Among the many mysteries of southeastern Utah stand the stone castles
of Hovenweep National Monument and the rock art of Butler Wash.
Both are the work of Pueblo ancestors often called the Anasazi,
but their purpose remains lost to history, perhaps forever. And
both are within a few hours’ drive of Sandoval County.
Hovenweep, among the less-visited national monuments, sits fifteen
miles north of Aneth, Utah, well off the heavily beaten tourist
trail running from the cliff dwellings at Mesa Verde National Park
past the Four Corners monument and through Indian Country to the
Grand Canyon country. Pavement extends to Hovenweep from the south
and through the campground, offering easy access to the height of
native stonework of the twelfth and thirteenth centuries.
From the visitor center, a gentle self-guided trail traces canyon
fingers of the Square Tower Community past Hovenweep Castle, Horseshoe
Tower, and other structures shorn of the stucco once covering the
intricate masonry. Handicap access is limited to the beginning of
the trail, and completing the loop requires traversing the eighty-foot-deep
“It reminds me of medieval Florence,” one visitor
said, comparing the twin towers to that Italian center of art and
The comparison in workmanship seems appropriate, as walls still
standing up to twenty feet have received minimal restoration. Many
of the buildings perch atop the cliffs directly on the edge of the
canyon, leading researchers to suggest they were built to protect

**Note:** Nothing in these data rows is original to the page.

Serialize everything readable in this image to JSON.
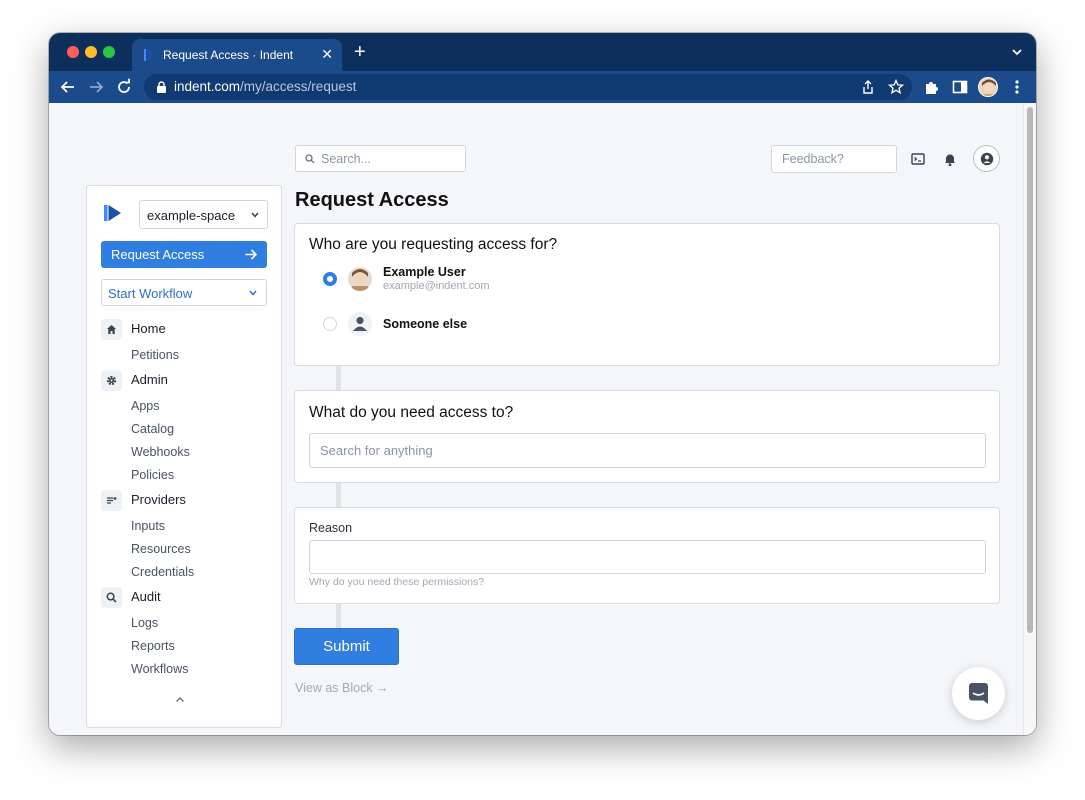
{
  "browser": {
    "tab_title": "Request Access · Indent",
    "url_domain": "indent.com",
    "url_path": "/my/access/request"
  },
  "header": {
    "search_placeholder": "Search...",
    "feedback_placeholder": "Feedback?"
  },
  "sidebar": {
    "space_name": "example-space",
    "request_button": "Request Access",
    "workflow_button": "Start Workflow",
    "sections": [
      {
        "label": "Home",
        "icon": "home-icon",
        "items": [
          "Petitions"
        ]
      },
      {
        "label": "Admin",
        "icon": "gear-icon",
        "items": [
          "Apps",
          "Catalog",
          "Webhooks",
          "Policies"
        ]
      },
      {
        "label": "Providers",
        "icon": "providers-icon",
        "items": [
          "Inputs",
          "Resources",
          "Credentials"
        ]
      },
      {
        "label": "Audit",
        "icon": "search-icon",
        "items": [
          "Logs",
          "Reports",
          "Workflows"
        ]
      }
    ]
  },
  "main": {
    "title": "Request Access",
    "who_card": {
      "heading": "Who are you requesting access for?",
      "options": [
        {
          "name": "Example User",
          "email": "example@indent.com",
          "selected": true
        },
        {
          "name": "Someone else",
          "selected": false
        }
      ]
    },
    "what_card": {
      "heading": "What do you need access to?",
      "placeholder": "Search for anything"
    },
    "reason_card": {
      "label": "Reason",
      "value": "",
      "help": "Why do you need these permissions?"
    },
    "submit_label": "Submit",
    "view_block_label": "View as Block →"
  },
  "colors": {
    "accent": "#2f7ee0",
    "browser_frame": "#1c4b8c"
  }
}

But protect what?
Themselves, perhaps, or the springs and seeps that once flowed
here, as a growing population depleted forest cover and other resources.
Remains of a check dam also have been found, but explanations remain

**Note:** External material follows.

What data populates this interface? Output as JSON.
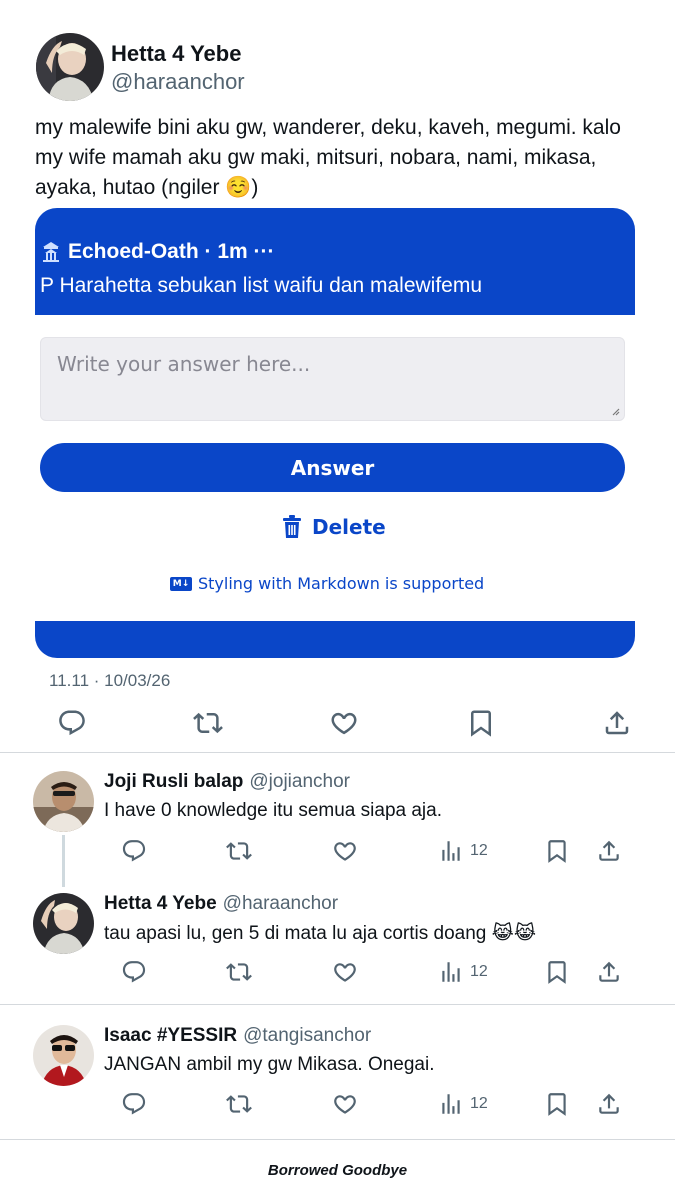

Regardless, by the late 1200s, most of the population had moved
west into Hopi mesa country or south toward the Rio Grande homelands
of modern Pueblo society.

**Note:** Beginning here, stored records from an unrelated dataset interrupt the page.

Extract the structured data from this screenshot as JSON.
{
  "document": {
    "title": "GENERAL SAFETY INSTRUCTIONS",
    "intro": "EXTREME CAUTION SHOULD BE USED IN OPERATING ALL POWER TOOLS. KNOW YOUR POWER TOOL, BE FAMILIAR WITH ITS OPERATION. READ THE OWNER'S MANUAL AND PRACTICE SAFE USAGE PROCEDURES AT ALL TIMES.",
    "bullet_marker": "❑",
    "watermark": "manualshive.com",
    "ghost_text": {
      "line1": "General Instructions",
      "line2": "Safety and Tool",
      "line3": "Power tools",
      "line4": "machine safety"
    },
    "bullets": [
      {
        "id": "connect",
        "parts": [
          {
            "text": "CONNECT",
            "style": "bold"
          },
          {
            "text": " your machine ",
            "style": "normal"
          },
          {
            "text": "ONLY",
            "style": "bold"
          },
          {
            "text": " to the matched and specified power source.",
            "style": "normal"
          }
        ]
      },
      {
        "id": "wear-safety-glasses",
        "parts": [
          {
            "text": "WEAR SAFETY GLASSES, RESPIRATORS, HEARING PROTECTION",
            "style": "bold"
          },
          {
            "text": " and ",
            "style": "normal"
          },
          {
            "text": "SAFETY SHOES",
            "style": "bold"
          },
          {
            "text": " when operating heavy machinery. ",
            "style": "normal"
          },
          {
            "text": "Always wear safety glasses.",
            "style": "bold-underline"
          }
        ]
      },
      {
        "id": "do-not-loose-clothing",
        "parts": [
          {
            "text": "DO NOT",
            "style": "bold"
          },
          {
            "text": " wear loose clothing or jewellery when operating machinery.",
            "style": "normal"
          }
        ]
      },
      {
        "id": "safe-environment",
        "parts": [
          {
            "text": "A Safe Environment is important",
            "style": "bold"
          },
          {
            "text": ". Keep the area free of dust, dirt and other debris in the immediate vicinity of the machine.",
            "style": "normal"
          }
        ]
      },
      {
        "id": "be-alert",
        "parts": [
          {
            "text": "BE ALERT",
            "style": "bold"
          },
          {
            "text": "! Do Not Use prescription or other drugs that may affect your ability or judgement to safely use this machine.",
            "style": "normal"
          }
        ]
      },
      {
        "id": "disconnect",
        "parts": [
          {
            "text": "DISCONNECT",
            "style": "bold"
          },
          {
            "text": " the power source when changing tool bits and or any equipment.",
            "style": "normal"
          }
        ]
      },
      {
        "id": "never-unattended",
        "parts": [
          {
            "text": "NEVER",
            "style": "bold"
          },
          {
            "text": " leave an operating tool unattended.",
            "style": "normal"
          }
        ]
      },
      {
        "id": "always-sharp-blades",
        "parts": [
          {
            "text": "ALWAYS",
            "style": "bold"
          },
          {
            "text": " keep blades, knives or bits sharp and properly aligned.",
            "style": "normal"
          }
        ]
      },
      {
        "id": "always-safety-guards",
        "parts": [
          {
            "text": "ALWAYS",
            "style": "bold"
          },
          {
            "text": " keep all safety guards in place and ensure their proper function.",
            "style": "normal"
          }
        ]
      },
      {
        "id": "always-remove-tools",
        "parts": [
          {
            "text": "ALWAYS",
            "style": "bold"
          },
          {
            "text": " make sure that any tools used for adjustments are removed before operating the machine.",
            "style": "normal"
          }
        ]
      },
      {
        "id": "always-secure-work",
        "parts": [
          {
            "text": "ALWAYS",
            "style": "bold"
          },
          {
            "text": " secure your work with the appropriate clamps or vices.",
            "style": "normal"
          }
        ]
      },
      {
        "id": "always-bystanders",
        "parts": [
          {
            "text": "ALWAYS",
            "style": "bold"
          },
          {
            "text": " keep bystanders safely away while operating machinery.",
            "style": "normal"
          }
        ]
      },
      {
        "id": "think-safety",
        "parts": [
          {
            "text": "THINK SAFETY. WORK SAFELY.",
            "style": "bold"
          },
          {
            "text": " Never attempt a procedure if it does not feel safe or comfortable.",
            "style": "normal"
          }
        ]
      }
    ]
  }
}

West of Hovenweep, ancient dunes uplift for thirty miles creating
a slickrock blockade named Comb Ridge, for its serrated profile.
Its western face a sheer drop nearing a thousand feet, the ridge
slopes easily to the east, rippling with parallel canyons that drain
into Butler Wash.
Pueblo ancestors lived within the sun-catching cliffs, leaving
behind their own intrigue for those willing to hike the sandy bottoms,
talus piles, and sandstone shoulders. Atop the ridge, the belly
crawl to the precipice and the straight-down look are not for the
Public land administered by the Bureau of Land Management predominates,
meaning development is limited to a bladed good-weather road intersecting
US 191 west of Bluff and Utah 95 west of Blanding. Numerous pull-offs
lead to primitive campsites; directional signing is absent; and
trails to the wash descend into a tangle of cottonwoods, salt cedar,
Approaching the ridge, trails and cairns hint toward canyons hiding
dwellings with modern names like Penthouse Ruin, with its perilous
approach across a high cliff face, and Cold Spring Ruin where walls
and a kiva protect a still-dripping spring deep within an overhang.
While simply striking cross-country promises some reward, advance
research helps, as does inquiring at tourist-oriented businesses
in Bluff and Blanding. Information may be general, however, as both
the BLM and local residents protect historic sites from overuse.
Petroglyph panels abound, the best known being the hundreds if
not thousands of images wallpapering a cliff above the San Juan
River near the confluence of Butler Wash. It is a popular spot with
rafters who put in at Sand Island, just upstream, near Bluff.
For hikers, a well-defined trail descends a mile and a half from
a rock bench near the Bluff airport into the wash and past more
ruins on a wagon road built by Mormon settlers pioneering routes
through near-impassible canyon lands. Be prepared to ford the wash
and forget the century from which you came.